Between 8 February and 22 February, City of Lincoln Council carried out a survey to gather the views of residents, traders, and stakeholders.
This was regarding proposals to restore and repurpose the Grade II listed Central Market building in Lincoln city centre.
In total 723 responses were received as part of this survey.
The redevelopment of the Central Market is identified by the city council as a key project to encourage economic recovery and growth and is included as part of the city council’s successful funding bid under the government’s Town Deal funding programme.
The proposed scheme will restore this Grade II listed building to create a modern and diversified market offer combining retail, food and drink and the opportunity for other uses, responding to local needs and changing shopping trends.
Overall, there has been a positive response to the proposals from those who have completed the survey, indicating a clear appetite for a new market offer. Some of the key findings of this survey included:
- Whilst 81% of respondents said that they visit the market, 64% indicated that they currently visit it less than once a week
- The majority of people who currently visit the market do so to purchase fresh food, and this is something that people wish to see retained in the new market offer
- Respondents are keen to see a wide-ranging food and beverage offer that can also cater for the evening and night-time economy
- There is support for a wide variety of stalls during the day, with a focus on local and artisan products, in a space that can also be utilised for cultural events
- Respondents stated that they would visit the market more often if there was a greater variety of stalls/produce on offer
- 72% of responders would like to see the stone arches replaced with glazing
- It was considered that the current market building didn’t feel overly welcoming from the outside and that the opening up of the stone arches would benefit the relationship of the building with the outside public realm and brighten the internal space
- The opening up of the stone arches around the building would also create a much more useable internal space, that would be lighter and more appropriate for a range of activities
- 91% of respondents would use City Square as somewhere to sit and eat lunch, if seating was provided
- 71% of people would like to see the operating hours of the market extended to cater for the evening economy
- In the extended operating hours people said that they would like the market to be used for the following purposes:
- Open mic events
- Entertainment/live music
- Evening shopping
- Food and drink offer
- Quality street food
- Craft and vintage stalls
- Exhibitions for local artists / students / crafts people
- 92% of people are keen to see City Square used for events throughout the year, and these may include:
- Christmas market stalls
- Live music events
- Ice rink
- Outdoor theatre
- Farmers market and craft stalls
- Respondents suggested that the following community services could be included as part of the market offer:

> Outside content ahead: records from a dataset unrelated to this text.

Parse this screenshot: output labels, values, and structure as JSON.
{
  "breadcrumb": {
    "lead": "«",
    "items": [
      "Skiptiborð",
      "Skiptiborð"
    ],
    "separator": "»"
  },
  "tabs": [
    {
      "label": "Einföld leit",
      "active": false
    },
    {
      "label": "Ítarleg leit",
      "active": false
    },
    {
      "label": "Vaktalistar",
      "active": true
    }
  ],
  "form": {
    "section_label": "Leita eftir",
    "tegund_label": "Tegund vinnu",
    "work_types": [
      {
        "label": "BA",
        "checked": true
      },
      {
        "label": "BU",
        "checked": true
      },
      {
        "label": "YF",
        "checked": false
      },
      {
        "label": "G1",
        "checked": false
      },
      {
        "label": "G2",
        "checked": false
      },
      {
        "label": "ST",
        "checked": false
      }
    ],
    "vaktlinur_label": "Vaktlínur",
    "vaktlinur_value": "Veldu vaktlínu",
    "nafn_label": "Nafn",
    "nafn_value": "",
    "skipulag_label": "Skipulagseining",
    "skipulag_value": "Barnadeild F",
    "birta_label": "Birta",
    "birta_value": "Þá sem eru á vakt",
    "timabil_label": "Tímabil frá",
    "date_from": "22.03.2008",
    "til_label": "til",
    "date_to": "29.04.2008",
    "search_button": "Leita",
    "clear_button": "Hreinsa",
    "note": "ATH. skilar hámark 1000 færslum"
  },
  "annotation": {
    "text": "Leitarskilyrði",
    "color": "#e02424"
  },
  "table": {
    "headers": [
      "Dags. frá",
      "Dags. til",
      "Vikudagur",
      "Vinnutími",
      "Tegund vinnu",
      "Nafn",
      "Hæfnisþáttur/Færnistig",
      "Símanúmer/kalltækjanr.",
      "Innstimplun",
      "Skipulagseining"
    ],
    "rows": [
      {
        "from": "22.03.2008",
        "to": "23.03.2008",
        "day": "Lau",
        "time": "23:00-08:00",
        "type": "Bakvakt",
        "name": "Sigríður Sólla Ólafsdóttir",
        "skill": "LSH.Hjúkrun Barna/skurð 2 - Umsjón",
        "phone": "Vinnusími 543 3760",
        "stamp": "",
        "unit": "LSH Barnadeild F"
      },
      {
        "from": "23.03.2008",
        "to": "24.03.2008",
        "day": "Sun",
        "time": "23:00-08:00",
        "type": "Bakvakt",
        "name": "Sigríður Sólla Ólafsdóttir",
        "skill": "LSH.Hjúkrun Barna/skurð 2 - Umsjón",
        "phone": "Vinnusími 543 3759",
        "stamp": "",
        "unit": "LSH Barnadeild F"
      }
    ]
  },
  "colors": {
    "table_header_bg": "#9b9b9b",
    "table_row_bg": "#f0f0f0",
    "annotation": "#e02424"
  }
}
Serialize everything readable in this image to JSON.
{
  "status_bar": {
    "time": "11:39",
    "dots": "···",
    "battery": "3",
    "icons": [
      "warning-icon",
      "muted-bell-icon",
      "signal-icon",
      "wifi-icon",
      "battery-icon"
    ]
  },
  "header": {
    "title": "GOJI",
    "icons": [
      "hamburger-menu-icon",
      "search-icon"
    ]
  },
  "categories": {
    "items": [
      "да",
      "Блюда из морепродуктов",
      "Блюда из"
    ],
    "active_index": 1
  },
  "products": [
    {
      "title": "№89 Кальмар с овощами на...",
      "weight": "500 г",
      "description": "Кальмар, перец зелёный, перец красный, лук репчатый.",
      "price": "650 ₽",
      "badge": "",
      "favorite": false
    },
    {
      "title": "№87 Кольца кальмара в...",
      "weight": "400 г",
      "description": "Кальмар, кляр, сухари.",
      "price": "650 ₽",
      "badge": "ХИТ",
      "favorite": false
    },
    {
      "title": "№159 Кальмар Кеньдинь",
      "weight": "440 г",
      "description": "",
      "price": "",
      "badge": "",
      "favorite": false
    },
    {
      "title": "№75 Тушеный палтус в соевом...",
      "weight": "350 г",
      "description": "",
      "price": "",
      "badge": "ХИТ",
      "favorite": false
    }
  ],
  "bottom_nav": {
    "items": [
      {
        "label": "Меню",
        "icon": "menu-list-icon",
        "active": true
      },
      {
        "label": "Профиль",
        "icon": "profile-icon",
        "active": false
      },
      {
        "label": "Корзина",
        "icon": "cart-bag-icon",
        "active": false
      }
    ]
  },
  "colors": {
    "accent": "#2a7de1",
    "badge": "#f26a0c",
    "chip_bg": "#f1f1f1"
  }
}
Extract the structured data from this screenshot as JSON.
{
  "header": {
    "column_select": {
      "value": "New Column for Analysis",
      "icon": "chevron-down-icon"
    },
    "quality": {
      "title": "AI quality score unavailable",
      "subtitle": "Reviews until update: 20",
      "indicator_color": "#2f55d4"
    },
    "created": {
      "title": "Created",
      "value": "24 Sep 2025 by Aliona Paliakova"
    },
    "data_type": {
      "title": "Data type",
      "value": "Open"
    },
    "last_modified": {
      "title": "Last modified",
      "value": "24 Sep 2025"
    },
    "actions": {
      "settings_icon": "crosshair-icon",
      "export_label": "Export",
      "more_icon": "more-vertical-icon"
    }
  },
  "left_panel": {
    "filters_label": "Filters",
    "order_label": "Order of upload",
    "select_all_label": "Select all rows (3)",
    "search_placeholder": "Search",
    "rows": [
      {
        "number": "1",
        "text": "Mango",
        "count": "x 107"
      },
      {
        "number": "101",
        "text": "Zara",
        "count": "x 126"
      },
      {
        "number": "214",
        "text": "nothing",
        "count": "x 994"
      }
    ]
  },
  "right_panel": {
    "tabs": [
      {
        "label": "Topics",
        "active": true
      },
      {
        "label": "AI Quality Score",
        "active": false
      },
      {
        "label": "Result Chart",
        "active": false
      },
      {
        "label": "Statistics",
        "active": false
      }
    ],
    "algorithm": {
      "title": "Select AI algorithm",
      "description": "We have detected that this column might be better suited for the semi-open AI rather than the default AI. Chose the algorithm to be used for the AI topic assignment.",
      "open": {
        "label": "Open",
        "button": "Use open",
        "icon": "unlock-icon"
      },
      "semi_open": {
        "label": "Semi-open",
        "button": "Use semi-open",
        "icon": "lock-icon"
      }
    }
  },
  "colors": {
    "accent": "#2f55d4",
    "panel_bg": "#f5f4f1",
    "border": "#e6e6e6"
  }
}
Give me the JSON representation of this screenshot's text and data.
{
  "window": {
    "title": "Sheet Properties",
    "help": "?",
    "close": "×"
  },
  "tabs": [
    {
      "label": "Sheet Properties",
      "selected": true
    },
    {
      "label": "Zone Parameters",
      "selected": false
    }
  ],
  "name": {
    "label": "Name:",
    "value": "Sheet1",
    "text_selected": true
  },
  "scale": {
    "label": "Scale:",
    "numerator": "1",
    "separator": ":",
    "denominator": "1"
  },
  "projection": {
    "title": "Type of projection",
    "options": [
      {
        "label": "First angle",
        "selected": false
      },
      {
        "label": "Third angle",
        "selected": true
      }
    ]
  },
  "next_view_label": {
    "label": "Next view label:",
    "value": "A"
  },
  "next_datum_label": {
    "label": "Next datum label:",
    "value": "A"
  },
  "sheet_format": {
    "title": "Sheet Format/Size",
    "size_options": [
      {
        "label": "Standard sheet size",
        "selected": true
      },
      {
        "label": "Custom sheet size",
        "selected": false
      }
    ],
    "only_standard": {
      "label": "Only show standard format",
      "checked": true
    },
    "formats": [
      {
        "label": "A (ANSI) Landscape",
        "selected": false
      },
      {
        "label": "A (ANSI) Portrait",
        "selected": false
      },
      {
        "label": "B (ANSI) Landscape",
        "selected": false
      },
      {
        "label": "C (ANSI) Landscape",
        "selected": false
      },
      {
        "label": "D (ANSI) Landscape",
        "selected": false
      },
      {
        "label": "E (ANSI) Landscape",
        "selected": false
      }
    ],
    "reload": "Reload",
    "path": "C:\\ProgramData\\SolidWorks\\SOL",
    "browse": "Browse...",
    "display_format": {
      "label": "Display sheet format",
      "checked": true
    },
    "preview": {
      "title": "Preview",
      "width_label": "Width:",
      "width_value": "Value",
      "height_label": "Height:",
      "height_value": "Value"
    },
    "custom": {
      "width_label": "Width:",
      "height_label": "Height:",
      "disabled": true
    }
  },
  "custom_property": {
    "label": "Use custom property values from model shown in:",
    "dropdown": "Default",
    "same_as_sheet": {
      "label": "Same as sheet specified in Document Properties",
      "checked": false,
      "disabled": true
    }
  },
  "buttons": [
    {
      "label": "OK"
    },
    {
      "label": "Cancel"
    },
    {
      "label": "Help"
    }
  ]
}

- Place for children to play and do arts & crafts
- Information on the city for visitors
- Public facing council services
- Community advice centre
Maria Clayton, Capital Projects Manager at City of Lincoln Council said: ‘’The survey sought to keep stakeholders, local businesses and the public aware of the progression of the scheme as well as providing an opportunity for feedback on exactly what the residents of Lincoln want from their market, and where appropriate and possible their views will be fed into the design of the scheme.
“The city council values and appreciates this feedback and would like to thank all those who took part in the survey.”
Cllr Neil Murray, Portfolio Holder for Economic Growth at City of Lincoln Council added: “By restoring the Grade II Lincoln Central Market and City Square, we feel we can create a strong, sustainable indoor and outdoor market offer in Lincoln.
“This will create an anchor destination within the Cornhill Quarter which will support high quality independent trading, promoting local produce and start-up retail and creative businesses.
“I am pleased with the number of responses we have received, which clearly shows the interest our residents have in improving what this area of the city has to offer.”
If you would like to read the full the survey results and its analysis you can find it here.
If you have further questions in relation to this survey, please contact Michael Hurtley of the City of Lincoln Council: Michael.Hurtley@lincoln.gov.uk